“Fix my sprite!” Volume 2
Spriting maniac FeLo (a.k.a. FeLo_Llop) is constantly posting re-styled game sprites and work from his numerous MUGEN projects. One of those projects is a Capcom vs SNK restyle of Cammy, and among the frames of the work in progress he showed for review were these
My suggestion was to reduce the stomach shading and fade out the distant hip shading. I often make the mistake, however, of trying to explain in words what would better be explained by example, so because FeLo’s work is always inspiring, I decided to just make my change suggestions right on the sprites. (As usual though, I promptly got carried away and went over pretty much the rest of the sprite).
The process I used for sharpening a sprite used to be just going over it pixel-by-pixel and watching my changes in a 100% sized window on the side. But today, now that I’m pretty much married to Photoshop color-reduction, I get faster results fixing sprites by enlarging them and going over everything with brush tools.

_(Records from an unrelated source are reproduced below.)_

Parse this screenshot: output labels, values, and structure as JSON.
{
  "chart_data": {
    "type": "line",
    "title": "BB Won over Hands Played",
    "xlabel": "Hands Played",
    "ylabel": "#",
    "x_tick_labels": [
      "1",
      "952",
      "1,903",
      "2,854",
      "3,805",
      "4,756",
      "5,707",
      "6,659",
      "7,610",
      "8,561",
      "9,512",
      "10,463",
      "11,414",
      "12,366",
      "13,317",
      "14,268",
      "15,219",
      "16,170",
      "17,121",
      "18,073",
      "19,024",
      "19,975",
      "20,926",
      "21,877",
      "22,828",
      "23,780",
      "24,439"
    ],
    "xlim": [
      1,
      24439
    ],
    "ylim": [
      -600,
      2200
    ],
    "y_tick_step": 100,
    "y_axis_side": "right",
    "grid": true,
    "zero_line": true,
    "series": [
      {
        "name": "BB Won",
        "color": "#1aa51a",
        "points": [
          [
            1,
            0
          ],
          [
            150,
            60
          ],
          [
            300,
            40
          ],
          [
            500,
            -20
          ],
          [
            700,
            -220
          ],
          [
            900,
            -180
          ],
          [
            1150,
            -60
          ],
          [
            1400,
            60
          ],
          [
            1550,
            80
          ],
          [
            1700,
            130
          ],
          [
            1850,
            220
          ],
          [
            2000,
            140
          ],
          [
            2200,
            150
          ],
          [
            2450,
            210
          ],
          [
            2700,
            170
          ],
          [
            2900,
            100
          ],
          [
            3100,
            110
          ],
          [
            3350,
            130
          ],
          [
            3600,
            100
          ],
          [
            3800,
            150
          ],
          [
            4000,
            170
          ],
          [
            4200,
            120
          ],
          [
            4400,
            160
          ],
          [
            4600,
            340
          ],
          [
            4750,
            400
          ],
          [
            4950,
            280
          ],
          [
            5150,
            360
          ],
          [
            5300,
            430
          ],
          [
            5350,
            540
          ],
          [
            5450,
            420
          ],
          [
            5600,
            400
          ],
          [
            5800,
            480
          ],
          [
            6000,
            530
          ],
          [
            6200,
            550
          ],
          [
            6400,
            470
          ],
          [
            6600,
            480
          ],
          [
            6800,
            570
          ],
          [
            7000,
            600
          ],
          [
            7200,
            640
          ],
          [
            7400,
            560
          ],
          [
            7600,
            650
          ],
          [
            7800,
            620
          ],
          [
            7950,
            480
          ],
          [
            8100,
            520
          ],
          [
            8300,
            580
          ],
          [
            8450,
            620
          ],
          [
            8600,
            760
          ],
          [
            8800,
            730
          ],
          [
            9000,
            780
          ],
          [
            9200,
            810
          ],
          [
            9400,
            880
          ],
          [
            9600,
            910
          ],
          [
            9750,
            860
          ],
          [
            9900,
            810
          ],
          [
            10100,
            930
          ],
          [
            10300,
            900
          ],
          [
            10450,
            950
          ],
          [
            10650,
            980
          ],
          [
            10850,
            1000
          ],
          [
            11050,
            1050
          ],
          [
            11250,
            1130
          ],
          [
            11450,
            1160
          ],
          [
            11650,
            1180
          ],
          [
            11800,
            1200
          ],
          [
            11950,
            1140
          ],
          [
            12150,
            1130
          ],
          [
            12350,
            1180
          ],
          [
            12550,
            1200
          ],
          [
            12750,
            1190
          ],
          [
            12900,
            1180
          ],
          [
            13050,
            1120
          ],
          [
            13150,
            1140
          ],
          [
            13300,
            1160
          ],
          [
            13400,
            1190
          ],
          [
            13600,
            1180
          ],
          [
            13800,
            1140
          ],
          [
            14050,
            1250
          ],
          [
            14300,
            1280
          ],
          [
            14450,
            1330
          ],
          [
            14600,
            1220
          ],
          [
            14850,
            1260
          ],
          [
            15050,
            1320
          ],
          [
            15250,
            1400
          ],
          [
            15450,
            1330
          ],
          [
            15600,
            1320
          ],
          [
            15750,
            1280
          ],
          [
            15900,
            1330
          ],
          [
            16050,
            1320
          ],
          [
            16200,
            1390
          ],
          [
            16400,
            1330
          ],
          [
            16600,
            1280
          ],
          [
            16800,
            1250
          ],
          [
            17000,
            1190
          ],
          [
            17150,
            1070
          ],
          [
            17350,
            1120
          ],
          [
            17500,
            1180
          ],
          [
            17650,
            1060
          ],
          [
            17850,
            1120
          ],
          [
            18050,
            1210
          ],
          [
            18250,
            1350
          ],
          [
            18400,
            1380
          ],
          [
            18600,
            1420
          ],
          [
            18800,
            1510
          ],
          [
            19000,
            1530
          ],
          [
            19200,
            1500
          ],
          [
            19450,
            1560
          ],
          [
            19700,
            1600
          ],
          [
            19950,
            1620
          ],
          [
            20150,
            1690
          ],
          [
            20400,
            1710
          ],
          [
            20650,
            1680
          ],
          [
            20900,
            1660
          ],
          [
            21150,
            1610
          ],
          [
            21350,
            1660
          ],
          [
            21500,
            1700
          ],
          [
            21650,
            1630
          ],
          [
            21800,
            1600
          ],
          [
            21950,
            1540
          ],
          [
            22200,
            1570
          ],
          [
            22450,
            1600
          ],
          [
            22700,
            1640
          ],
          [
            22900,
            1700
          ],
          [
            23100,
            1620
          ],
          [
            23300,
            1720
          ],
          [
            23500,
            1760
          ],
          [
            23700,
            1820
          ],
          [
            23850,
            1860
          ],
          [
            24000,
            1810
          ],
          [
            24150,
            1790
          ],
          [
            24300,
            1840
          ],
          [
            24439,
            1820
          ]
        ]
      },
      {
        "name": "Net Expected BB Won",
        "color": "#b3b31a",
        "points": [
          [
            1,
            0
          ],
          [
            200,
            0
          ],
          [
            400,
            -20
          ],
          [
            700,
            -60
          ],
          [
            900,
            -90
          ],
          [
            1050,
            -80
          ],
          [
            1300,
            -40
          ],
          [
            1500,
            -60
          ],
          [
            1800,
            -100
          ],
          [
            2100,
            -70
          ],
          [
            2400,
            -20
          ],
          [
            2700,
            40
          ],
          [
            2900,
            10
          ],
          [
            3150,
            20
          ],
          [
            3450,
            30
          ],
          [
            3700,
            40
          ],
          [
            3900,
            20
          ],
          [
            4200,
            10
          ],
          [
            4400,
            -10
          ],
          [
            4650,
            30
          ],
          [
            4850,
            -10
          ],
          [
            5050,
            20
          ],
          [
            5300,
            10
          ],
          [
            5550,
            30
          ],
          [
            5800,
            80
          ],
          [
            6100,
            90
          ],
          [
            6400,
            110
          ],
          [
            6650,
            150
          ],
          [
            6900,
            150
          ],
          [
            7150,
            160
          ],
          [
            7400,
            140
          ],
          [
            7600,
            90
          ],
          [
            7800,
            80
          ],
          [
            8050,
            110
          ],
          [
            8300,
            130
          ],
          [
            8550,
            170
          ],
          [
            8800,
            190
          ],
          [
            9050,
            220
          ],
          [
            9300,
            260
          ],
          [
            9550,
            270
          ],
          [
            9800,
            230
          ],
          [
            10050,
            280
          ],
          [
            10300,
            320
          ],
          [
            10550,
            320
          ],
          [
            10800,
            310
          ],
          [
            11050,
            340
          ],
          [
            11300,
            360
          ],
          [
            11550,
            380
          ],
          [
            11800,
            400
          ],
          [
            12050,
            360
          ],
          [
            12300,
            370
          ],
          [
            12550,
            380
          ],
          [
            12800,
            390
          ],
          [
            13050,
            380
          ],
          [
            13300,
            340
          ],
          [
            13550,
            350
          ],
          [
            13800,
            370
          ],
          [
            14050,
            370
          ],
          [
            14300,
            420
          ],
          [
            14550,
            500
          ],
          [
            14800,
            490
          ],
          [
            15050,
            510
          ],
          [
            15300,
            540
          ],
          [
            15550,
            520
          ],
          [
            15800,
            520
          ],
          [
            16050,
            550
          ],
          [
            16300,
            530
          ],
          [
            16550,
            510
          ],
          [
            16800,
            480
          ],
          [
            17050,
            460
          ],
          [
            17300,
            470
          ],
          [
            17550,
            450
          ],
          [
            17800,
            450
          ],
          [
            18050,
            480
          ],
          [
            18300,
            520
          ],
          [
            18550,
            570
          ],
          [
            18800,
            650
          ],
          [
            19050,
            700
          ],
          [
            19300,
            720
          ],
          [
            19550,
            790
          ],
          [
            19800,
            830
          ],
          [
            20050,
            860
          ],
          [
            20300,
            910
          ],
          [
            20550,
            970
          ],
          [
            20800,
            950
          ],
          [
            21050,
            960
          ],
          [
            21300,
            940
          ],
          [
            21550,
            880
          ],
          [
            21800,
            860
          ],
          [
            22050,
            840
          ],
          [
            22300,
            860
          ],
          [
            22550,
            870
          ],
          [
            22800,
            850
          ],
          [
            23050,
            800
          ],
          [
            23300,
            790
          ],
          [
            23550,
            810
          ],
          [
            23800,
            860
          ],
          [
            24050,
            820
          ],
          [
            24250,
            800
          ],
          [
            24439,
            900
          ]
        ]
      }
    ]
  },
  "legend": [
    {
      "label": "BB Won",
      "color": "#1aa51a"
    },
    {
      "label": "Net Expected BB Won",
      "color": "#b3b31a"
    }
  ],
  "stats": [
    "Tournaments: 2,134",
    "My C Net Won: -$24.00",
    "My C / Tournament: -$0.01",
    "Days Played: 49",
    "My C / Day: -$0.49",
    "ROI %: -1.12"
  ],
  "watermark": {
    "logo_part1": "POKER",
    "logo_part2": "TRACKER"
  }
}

Step one was to bring the sprite into Photoshop (or GIMP or Paint.net or such), and enlarge by 400 or 500%, at “nearest neighbor” interpolation. From there, I converted to RGB, then back to Index Mode. The Palette selection was set to “exact”, with dithering, forced, and all the other options off. Doing that temporarily saved the existing colors of the sprite into Photoshop’s memory.
I converted back to RGB and got to painting the big areas like leg shading. This is a huge improvement over pixel-by-pixel changes because I already mentally know the shape I want for the light patch on the leg, so I can instantly put it down instead of slowly having to trudge my way toward it and risk over-analyzing each pixel along the way.
Once I got the brush tool to take care of the large sections, I was ready to go back and do the regular pixel-by-pixel work. So I shrunk the sprite down by 25% (20% if you enlarge by 500%, 25% if you do 400%) and of course, got some smeary pixels with dozens of colors around the edges because of the brush tool. But lo, all I had to do was convert to Index Mode and choose a Palette option of “Previous” and guess what — Photoshop remembered the colors of the original sprite and automatically converted all extra colors to their nearest values, leaving me with a cleaned sprite with no extra colors. See why I’m a Photoshop nut?
From here on, it was just a matter of having the right mindset in giving all the pixels the right adjustments to make the sprite look more cleanly shaded. This usually means reducing things to almost plastic, cartoon shading to simplify everything as much as possible (which is important for artwork this size), but also maintaining some artistic style.
Reducing extraneous detail in this case meant taking out one of the red shades (not enough area to justify it, and the details of the glove are too tight to fit in a lot of shading), reducing the shading of the boots (they’re still going to need laces later though, so I didn’t do much there), and generally reducing the amount of detail crammed into small areas (her front elbow, her hair).
Taking out extra details doesn’t mean making things boring however. Adding quiet subtleties that don’t distract or disrupt from the whole image takes a special effort in art this small, but the results can make people forget just how big pixels actually are. Examples: the hint of the shinbone on the standing sprite’s extended leg, and the suggestion of a line in the middle of the standing sprite’s chest, implied by the abrupt end of its stretched fabric highlights.
So in the end, I put together all the changes I had in mind quickly and easily. Major areas were covered quickly with the brush tool which left only the subtle, more challenging changes for the 1-pixel pencil tool. Thus I got the full satisfaction of getting Into The Zone with pixeling while not wasting time with larger and more mundane areas. Huzzah!